After being drafted in the second round, Swearinger was audibly excited about getting to work with Ed Reed, who is one of his football idols. As of Tuesday, he hadn’t talked to Reed yet but said he’s very much looking forward to working with and learning from him.

“He’s one of my idols and it will be a pleasure to get with him and talk to him and steal some of his knowledge,” he said.

Swearinger’s personality on the field is fun. He talks a lot. Sometimes he trash talks with receivers. During rookie camp, he went back and forth with friend and first-round pick DeAndre Hopkins, who grew up about 60 miles from Swearinger in South Carolina.

And he still remembers the time Hopkins beat him on a double-move in a game early in their college careers. Then, at rookie camp, Hopkins beat him on a play again and let Swearinger know about it.

“He made one big catch and when he came back on the sidelines, he sort of stared me down,” Swearinger said during rookie camp. “But it’s all good. We gon’ talk trash.”

Other times, when he’s not talking to the offense, he’ll talk to his defensive teammates. He’ll critique and talk about a play or he’ll congratulate himself or a teammate on a big play.

“Off the field, I’m sort of a cool, calm, collected. I like to have fun,” Swearinger said. “On the field, I’m always live. It’s just something that’s been that way.”  

Swearinger thrives on his physicality. He’s an intimidating force in the middle of the field. And that’s a part of his on-field persona too.

See, what it comes down to is that Swearinger has swagger.

In fact, his nickname is Swag and it has been since he was 8 or 9 years old playing AAU ball, he recalled on Tuesday. And the person who gave him that nickname? Debra Montgomery, the mother of Sam Montgomery, who was a high school teammate with Swearinger in Greenwood, S.C. and has been reunited with him in the NFL.

Swearinger has another nickname, which doubles as his Twitter handle too: JungleBoi Swagg.

“Tarzan was always my favorite cartoon character, so it fits,” he said.

But JungleBoi Swagg isn’t just a nickname or a Twitter handle, it’s also Swearinger’s rap name. Swearinger said he’s been rapping for a while now.

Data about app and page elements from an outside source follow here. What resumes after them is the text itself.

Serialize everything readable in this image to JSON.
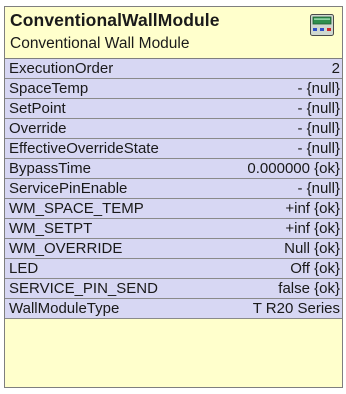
{
  "module": {
    "title": "ConventionalWallModule",
    "subtitle": "Conventional Wall Module",
    "icon": "wall-module-icon"
  },
  "colors": {
    "header_bg": "#ffffcc",
    "row_bg": "#d7d7f3",
    "border": "#7f7f7f"
  },
  "properties": [
    {
      "name": "ExecutionOrder",
      "value": "2"
    },
    {
      "name": "SpaceTemp",
      "value": "- {null}"
    },
    {
      "name": "SetPoint",
      "value": "- {null}"
    },
    {
      "name": "Override",
      "value": "- {null}"
    },
    {
      "name": "EffectiveOverrideState",
      "value": "- {null}"
    },
    {
      "name": "BypassTime",
      "value": "0.000000 {ok}"
    },
    {
      "name": "ServicePinEnable",
      "value": "- {null}"
    },
    {
      "name": "WM_SPACE_TEMP",
      "value": "+inf {ok}"
    },
    {
      "name": "WM_SETPT",
      "value": "+inf {ok}"
    },
    {
      "name": "WM_OVERRIDE",
      "value": "Null {ok}"
    },
    {
      "name": "LED",
      "value": "Off {ok}"
    },
    {
      "name": "SERVICE_PIN_SEND",
      "value": "false {ok}"
    },
    {
      "name": "WallModuleType",
      "value": "T R20 Series"
    }
  ]
}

It’s just something fun and he considers it a hobby.

He just released his first mixtape entitled “A League of Our Own” with fellow rapper Beg G, who Swearinger said was a friend of a college teammate. Both men appear on all 12 tracks.

Swearinger said he has fun rapping but it’s just a hobby, not a distraction or a future career path.

“I’ve got a little talent,” Swearinger said while cracking a smirk, “but it’s nothing serious. Right now, it’s all football.”